Now Henry had broken with Rome but he was not inclined to introduce Protestant ideas into his Church. The Church was Catholic—it just wasn’t papal anymore. (It had never been “Roman,” from antiquity having its own Rites and peculiarities as outlined in previous postings.) Mass remained unchanged (except that the prayer for the Pope was dropped) and in Latin, clergy remained unmarried, prayers to the saints continued to be said, holy water and incense to be used. As Bishop of London, Bonner was always vigilant against any Protestant ideas seeping into his diocese. He was not a theologian—as he himself admitted—but a canon lawyer and he was very distrustful of any theological novelties. London and Norwich, because of their being the primary ports, were always the first point where new ideas would come in and take root. Londoners had long been disgusted with the Church and its clergy (as we saw in the entries about Richard Hunne) and consequently very open to the new Protestant ideas coming from Germany. When Henry died and the new King, Edward VI—acting under the tutelage of his guardians, Thomas Cranmer and the Duke of Somerset—began to introduce Protestant practices, Bonner ardently resisted, but by then it was too late. He was deprived of his see and thrown into the Marshalsea prison. Upon the accession of Mary and the restoration of Catholicism, he was returned to his see where he was vigorous in searching out Protestants and handing them over for prosecution and execution. His most famous prisoner was Thomas Cranmer, the deposed Archbishop of Canterbury, who was executed at Oxford in March 1556.

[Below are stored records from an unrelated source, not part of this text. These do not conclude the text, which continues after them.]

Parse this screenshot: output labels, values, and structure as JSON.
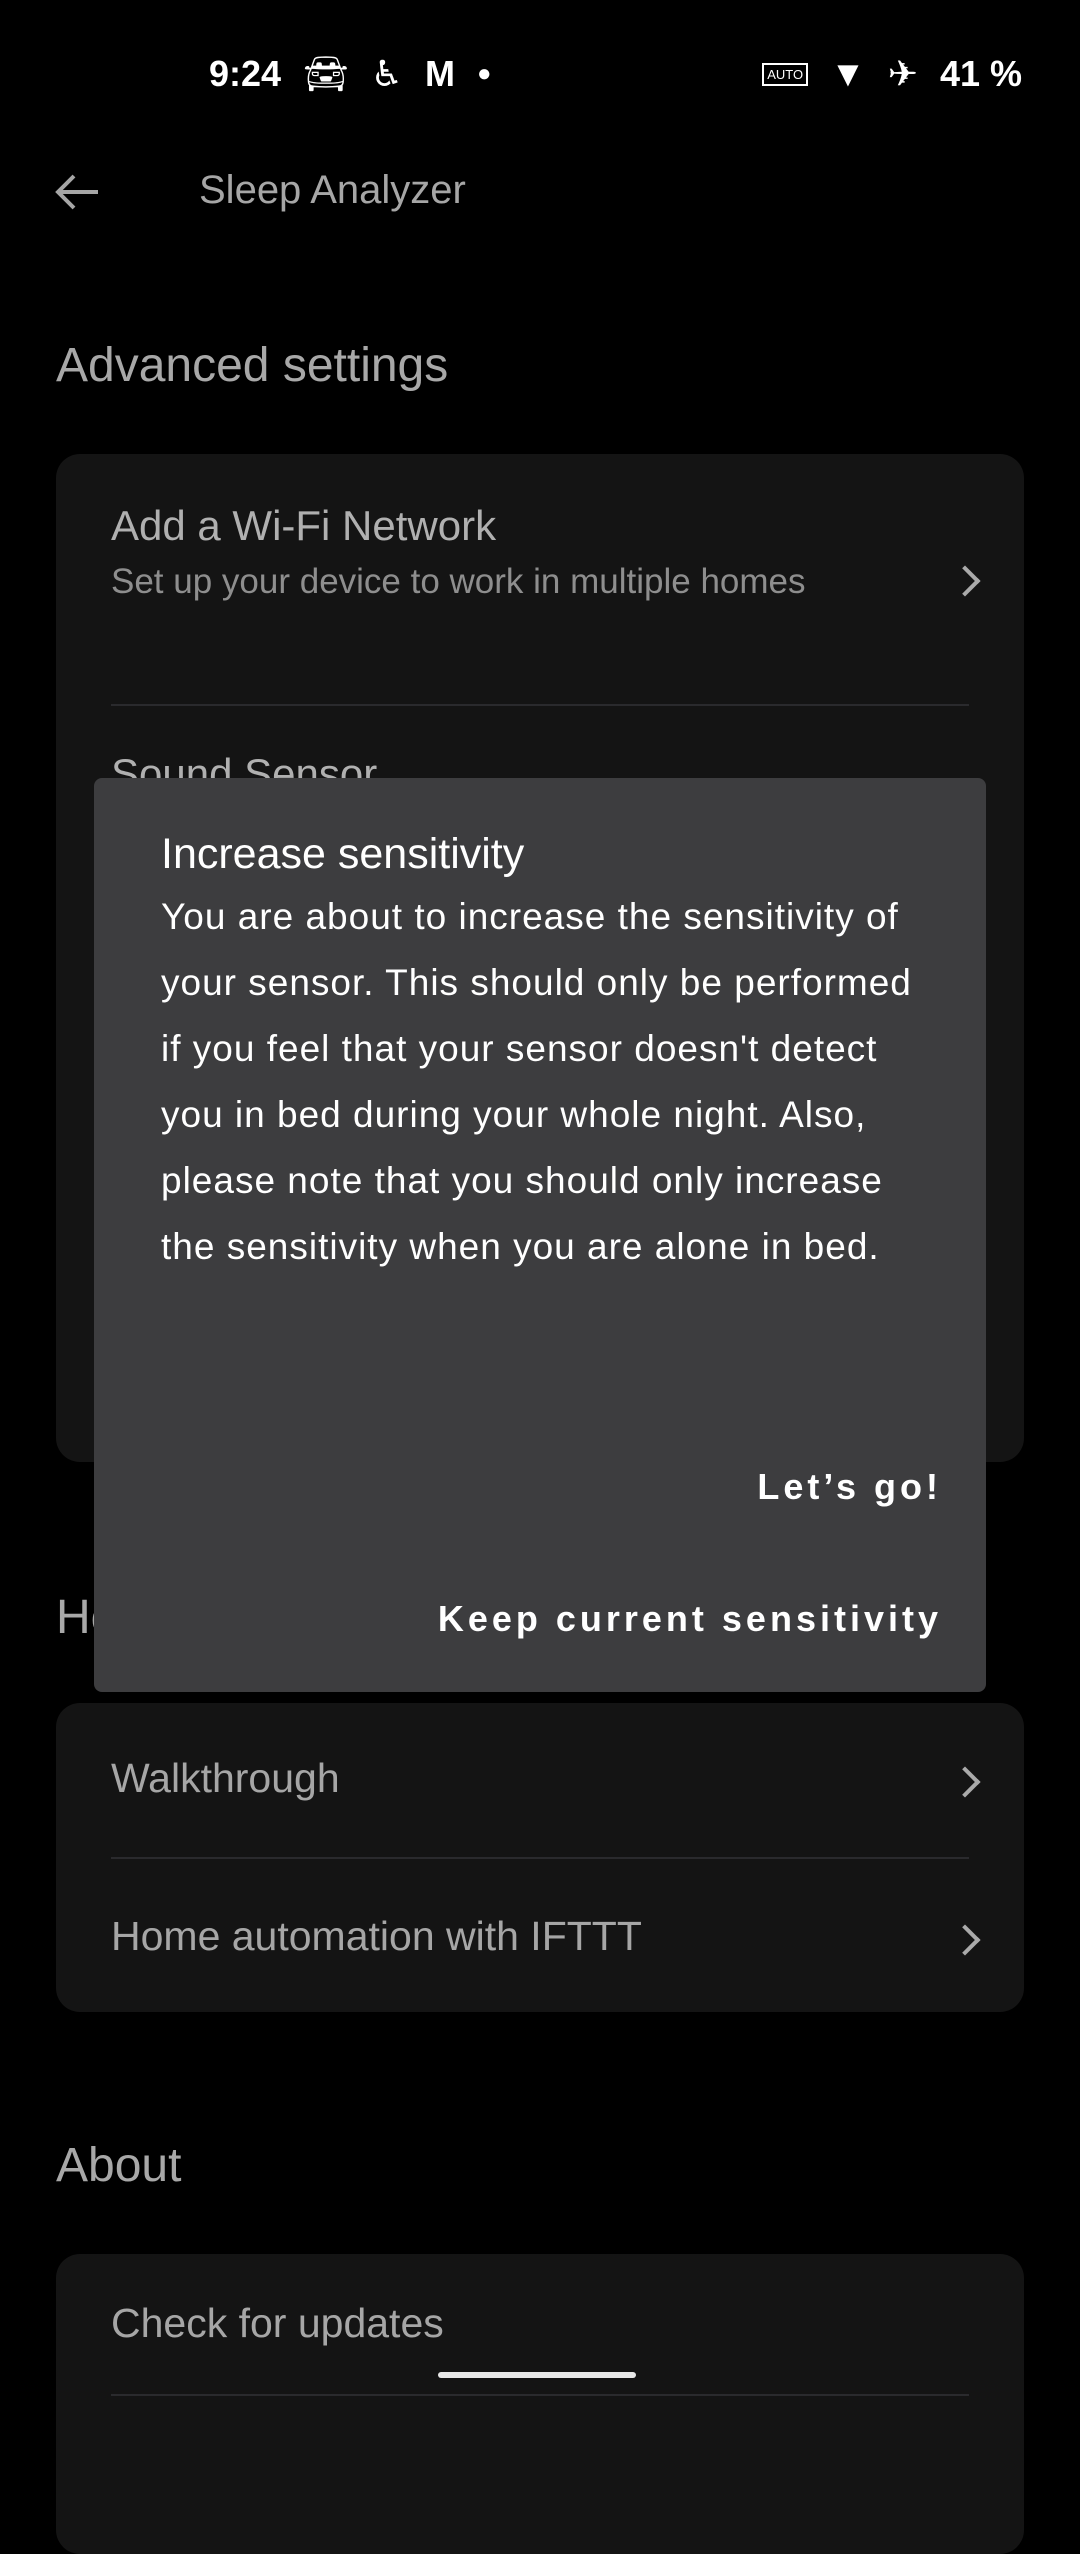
{
  "status_bar": {
    "time": "9:24",
    "battery": "41 %",
    "left_icons": [
      "car-icon",
      "accessibility-icon",
      "gmail-icon",
      "dot-icon"
    ],
    "right_icons": [
      "auto-hz-icon",
      "wifi-icon",
      "airplane-icon"
    ]
  },
  "header": {
    "title": "Sleep Analyzer",
    "back_icon": "arrow-left-icon"
  },
  "advanced": {
    "heading": "Advanced settings",
    "items": [
      {
        "title": "Add a Wi-Fi Network",
        "subtitle": "Set up your device to work in multiple homes"
      },
      {
        "title": "Sound Sensor"
      }
    ]
  },
  "help": {
    "heading": "Help",
    "items": [
      {
        "title": "Walkthrough"
      },
      {
        "title": "Home automation with IFTTT"
      }
    ]
  },
  "about": {
    "heading": "About",
    "items": [
      {
        "title": "Check for updates"
      }
    ]
  },
  "dialog": {
    "title": "Increase sensitivity",
    "body": "You are about to increase the sensitivity of your sensor. This should only be performed if you feel that your sensor doesn't detect you in bed during your whole night. Also, please note that you should only increase the sensitivity when you are alone in bed.",
    "confirm_label": "Let’s go!",
    "cancel_label": "Keep current sensitivity"
  },
  "colors": {
    "background": "#000000",
    "card": "#141414",
    "dialog": "#3d3d3f",
    "text": "#a6a6a6"
  }
}
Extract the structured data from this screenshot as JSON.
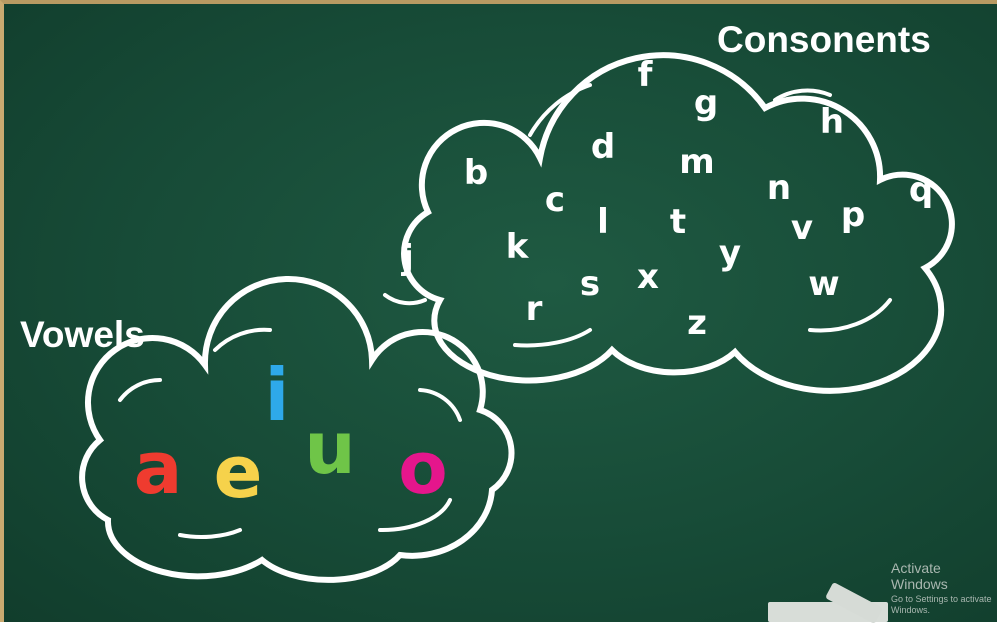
{
  "consonants_title": "Consonents",
  "vowels_title": "Vowels",
  "consonants": [
    "f",
    "g",
    "h",
    "d",
    "m",
    "b",
    "q",
    "n",
    "c",
    "v",
    "p",
    "l",
    "t",
    "y",
    "k",
    "j",
    "x",
    "s",
    "w",
    "r",
    "z"
  ],
  "vowels": [
    {
      "letter": "a",
      "color": "#ef3b2f"
    },
    {
      "letter": "e",
      "color": "#f6d24b"
    },
    {
      "letter": "i",
      "color": "#2ea9ea"
    },
    {
      "letter": "u",
      "color": "#6fc548"
    },
    {
      "letter": "o",
      "color": "#e5168c"
    }
  ],
  "watermark": {
    "line1": "Activate Windows",
    "line2": "Go to Settings to activate Windows."
  }
}
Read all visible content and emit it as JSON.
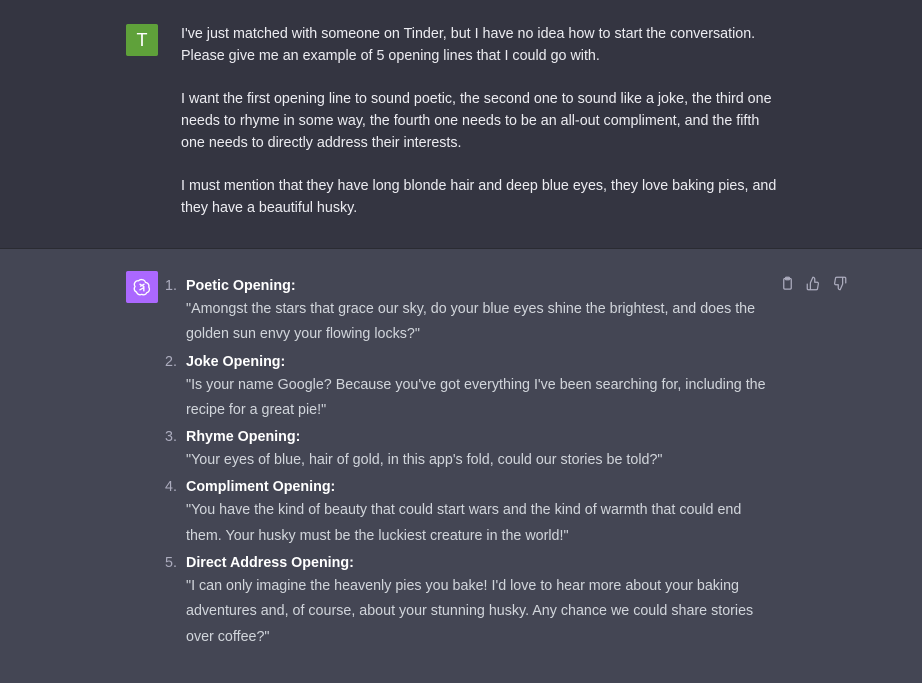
{
  "user_message": {
    "avatar_letter": "T",
    "paragraphs": [
      "I've just matched with someone on Tinder, but I have no idea how to start the conversation. Please give me an example of 5 opening lines that I could go with.",
      "I want the first opening line to sound poetic, the second one to sound like a joke, the third one needs to rhyme in some way, the fourth one needs to be an all-out compliment, and the fifth one needs to directly address their interests.",
      "I must mention that they have long blonde hair and deep blue eyes, they love baking pies, and they have a beautiful husky."
    ]
  },
  "assistant_message": {
    "avatar_icon": "openai-logo-icon",
    "items": [
      {
        "number": "1.",
        "title": "Poetic Opening:",
        "text": "\"Amongst the stars that grace our sky, do your blue eyes shine the brightest, and does the golden sun envy your flowing locks?\""
      },
      {
        "number": "2.",
        "title": "Joke Opening:",
        "text": "\"Is your name Google? Because you've got everything I've been searching for, including the recipe for a great pie!\""
      },
      {
        "number": "3.",
        "title": "Rhyme Opening:",
        "text": "\"Your eyes of blue, hair of gold, in this app's fold, could our stories be told?\""
      },
      {
        "number": "4.",
        "title": "Compliment Opening:",
        "text": "\"You have the kind of beauty that could start wars and the kind of warmth that could end them. Your husky must be the luckiest creature in the world!\""
      },
      {
        "number": "5.",
        "title": "Direct Address Opening:",
        "text": "\"I can only imagine the heavenly pies you bake! I'd love to hear more about your baking adventures and, of course, about your stunning husky. Any chance we could share stories over coffee?\""
      }
    ],
    "actions": [
      "clipboard-icon",
      "thumbs-up-icon",
      "thumbs-down-icon"
    ]
  },
  "colors": {
    "user_bg": "#343541",
    "assistant_bg": "#444654",
    "user_avatar": "#5fa13a",
    "assistant_avatar": "#ab68ff"
  }
}
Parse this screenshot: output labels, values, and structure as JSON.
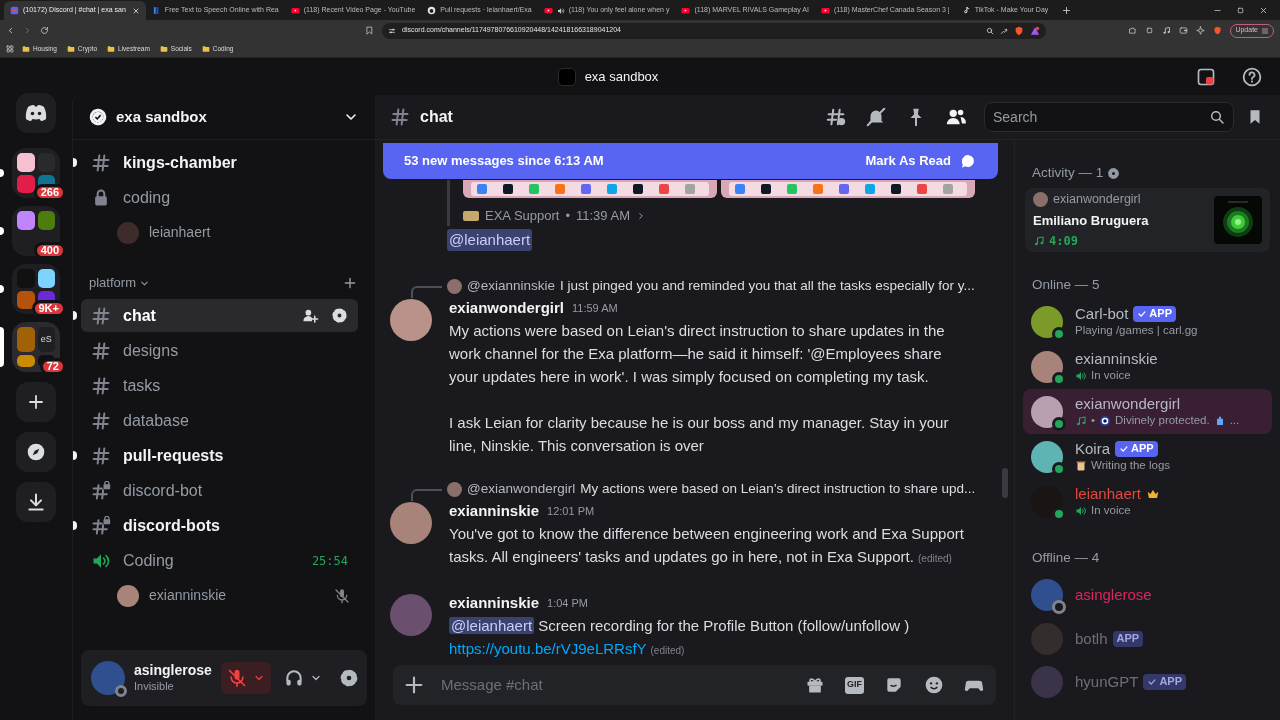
{
  "browser": {
    "tabs": [
      {
        "title": "(10172) Discord | #chat | exa san",
        "kind": "discord",
        "audio": false,
        "selected": true
      },
      {
        "title": "Free Text to Speech Online with Rea",
        "kind": "tts",
        "audio": false,
        "selected": false
      },
      {
        "title": "(118) Recent Video Page - YouTube",
        "kind": "youtube",
        "audio": false,
        "selected": false
      },
      {
        "title": "Pull requests · leianhaert/Exa",
        "kind": "github",
        "audio": false,
        "selected": false
      },
      {
        "title": "(118) You only feel alone when y",
        "kind": "youtube",
        "audio": true,
        "selected": false
      },
      {
        "title": "(118) MARVEL RIVALS Gameplay AI",
        "kind": "youtube",
        "audio": false,
        "selected": false
      },
      {
        "title": "(118) MasterChef Canada Season 3 |",
        "kind": "youtube",
        "audio": false,
        "selected": false
      },
      {
        "title": "TikTok - Make Your Day",
        "kind": "tiktok",
        "audio": false,
        "selected": false
      }
    ],
    "address": "discord.com/channels/1174978076610920448/1424181663189041204",
    "bookmarks": [
      "Housing",
      "Crypto",
      "Livestream",
      "Socials",
      "Coding"
    ],
    "update_label": "Update"
  },
  "app": {
    "title": "exa sandbox"
  },
  "servers": [
    {
      "badge": "266",
      "selected": false
    },
    {
      "badge": "400",
      "selected": false
    },
    {
      "badge": "9K+",
      "selected": false
    },
    {
      "badge": "72",
      "label": "eS",
      "selected": true
    }
  ],
  "sidebar": {
    "server_name": "exa sandbox",
    "channels": [
      {
        "kind": "text",
        "name": "kings-chamber",
        "unread": true,
        "selected": false
      },
      {
        "kind": "voice-locked",
        "name": "coding",
        "unread": false,
        "selected": false,
        "members": [
          {
            "name": "leianhaert",
            "muted": false
          }
        ]
      },
      {
        "kind": "category",
        "name": "platform",
        "expanded": true,
        "children": [
          {
            "kind": "text",
            "name": "chat",
            "unread": true,
            "selected": true
          },
          {
            "kind": "text",
            "name": "designs",
            "unread": false,
            "selected": false
          },
          {
            "kind": "text",
            "name": "tasks",
            "unread": false,
            "selected": false
          },
          {
            "kind": "text",
            "name": "database",
            "unread": false,
            "selected": false
          },
          {
            "kind": "text",
            "name": "pull-requests",
            "unread": true,
            "selected": false
          },
          {
            "kind": "text-locked",
            "name": "discord-bot",
            "unread": false,
            "selected": false
          },
          {
            "kind": "text-locked",
            "name": "discord-bots",
            "unread": true,
            "selected": false
          },
          {
            "kind": "voice",
            "name": "Coding",
            "unread": false,
            "selected": false,
            "active": true,
            "timer": "25:54",
            "members": [
              {
                "name": "exianninskie",
                "muted": true
              }
            ]
          }
        ]
      }
    ]
  },
  "user_panel": {
    "name": "asinglerose",
    "status": "Invisible",
    "mic_muted": true
  },
  "chat": {
    "channel": "chat",
    "search": {
      "placeholder": "Search"
    },
    "banner": {
      "text": "53 new messages since 6:13 AM",
      "action": "Mark As Read"
    },
    "messages": [
      {
        "kind": "forward-tail",
        "source": "EXA Support",
        "separator": "•",
        "time": "11:39 AM",
        "mention": "@leianhaert"
      },
      {
        "kind": "message",
        "author": "exianwondergirl",
        "time": "11:59 AM",
        "reply": {
          "author": "@exianninskie",
          "text": "I just pinged you and reminded you that all the tasks especially for y..."
        },
        "blocks": [
          {
            "kind": "text",
            "text": "My actions were based on Leian's direct instruction to share updates in the work channel for the Exa platform—he said it himself: '@Employees share your updates here in work'. I was simply focused on completing my task."
          },
          {
            "kind": "text",
            "text": "I ask Leian for clarity because he is our boss and my manager. Stay in your line, Ninskie. This conversation is over"
          }
        ]
      },
      {
        "kind": "message",
        "author": "exianninskie",
        "time": "12:01 PM",
        "reply": {
          "author": "@exianwondergirl",
          "text": "My actions were based on Leian's direct instruction to share upd..."
        },
        "edited": "(edited)",
        "blocks": [
          {
            "kind": "text",
            "text": "You've got to know the difference between engineering work and Exa Support tasks. All engineers' tasks and updates go in here, not in Exa Support."
          }
        ]
      },
      {
        "kind": "message",
        "author": "exianninskie",
        "time": "1:04 PM",
        "edited": "(edited)",
        "blocks": [
          {
            "kind": "text",
            "mention": "@leianhaert",
            "text": "Screen recording for the Profile Button (follow/unfollow )"
          },
          {
            "kind": "link",
            "text": "https://youtu.be/rVJ9eLRRsfY"
          }
        ]
      }
    ],
    "composer": {
      "placeholder": "Message #chat",
      "gif_label": "GIF"
    }
  },
  "members": {
    "activity": {
      "header": "Activity — 1",
      "user": "exianwondergirl",
      "title": "Emiliano Bruguera",
      "elapsed": "4:09"
    },
    "groups": [
      {
        "header": "Online — 5",
        "members": [
          {
            "kind": "online",
            "name": "Carl-bot",
            "color": "#b5bac1",
            "highlighted": false,
            "crown": false,
            "badge": {
              "label": "APP",
              "verified": true
            },
            "status": [
              {
                "kind": "text",
                "text": "Playing /games | carl.gg"
              }
            ]
          },
          {
            "kind": "online",
            "name": "exianninskie",
            "color": "#b5bac1",
            "highlighted": false,
            "crown": false,
            "status": [
              {
                "kind": "speaker"
              },
              {
                "kind": "text",
                "text": "In voice"
              }
            ]
          },
          {
            "kind": "online",
            "name": "exianwondergirl",
            "color": "#b5bac1",
            "highlighted": true,
            "crown": false,
            "status": [
              {
                "kind": "music"
              },
              {
                "kind": "text",
                "text": "•"
              },
              {
                "kind": "eye"
              },
              {
                "kind": "text",
                "text": "Divinely protected."
              },
              {
                "kind": "charm"
              },
              {
                "kind": "text",
                "text": "..."
              }
            ]
          },
          {
            "kind": "online",
            "name": "Koira",
            "color": "#b5bac1",
            "highlighted": false,
            "crown": false,
            "badge": {
              "label": "APP",
              "verified": true
            },
            "status": [
              {
                "kind": "scroll"
              },
              {
                "kind": "text",
                "text": "Writing the logs"
              }
            ]
          },
          {
            "kind": "online",
            "name": "leianhaert",
            "color": "#e2483d",
            "highlighted": false,
            "crown": true,
            "status": [
              {
                "kind": "speaker"
              },
              {
                "kind": "text",
                "text": "In voice"
              }
            ]
          }
        ]
      },
      {
        "header": "Offline — 4",
        "members": [
          {
            "kind": "invisible",
            "name": "asinglerose",
            "color": "#e0245e",
            "highlighted": false,
            "crown": false
          },
          {
            "kind": "offline",
            "name": "botlh",
            "color": "#6d6f78",
            "highlighted": false,
            "crown": false,
            "badge": {
              "label": "APP",
              "verified": false
            }
          },
          {
            "kind": "offline",
            "name": "hyunGPT",
            "color": "#6d6f78",
            "highlighted": false,
            "crown": false,
            "badge": {
              "label": "APP",
              "verified": true
            }
          }
        ]
      }
    ]
  }
}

With the Accession of Elizabeth, Catholicism was out and Protestantism back in. Bonner was again deprived of his see and imprisoned. Despite calls for his execution by the radical Protestant party, he remained in prison until his death in 1569. Four times each year he was called out and given the opportunity to adjure his Catholic faith in favor of the Reformed Church of England with a promise of release, and each time he refused.
Bonner, like Tunstall, and like Stephen Gardiner (with whom we have yet to deal) was very typical of the Churchmen of Henry’s time. Only one bishop in England went to his death rather than give in to Henry’s demands to be recognized as head of the Church of England. Most priests likewise acquiesced. They were naïve in failing to see where the Church would go once it got mixed into the political machinations of rabid nationalists. Thomas More and John Fisher, on the other hand, stood firm not so much because they believed in the papacy per se but because they knew that the Church by its very nature needs to transcend the political, cultural, and geographic limits that would otherwise divide it. Catholics must always have an international outlook that sees the good of the entire human family as trumping the interests of any particular nation or society.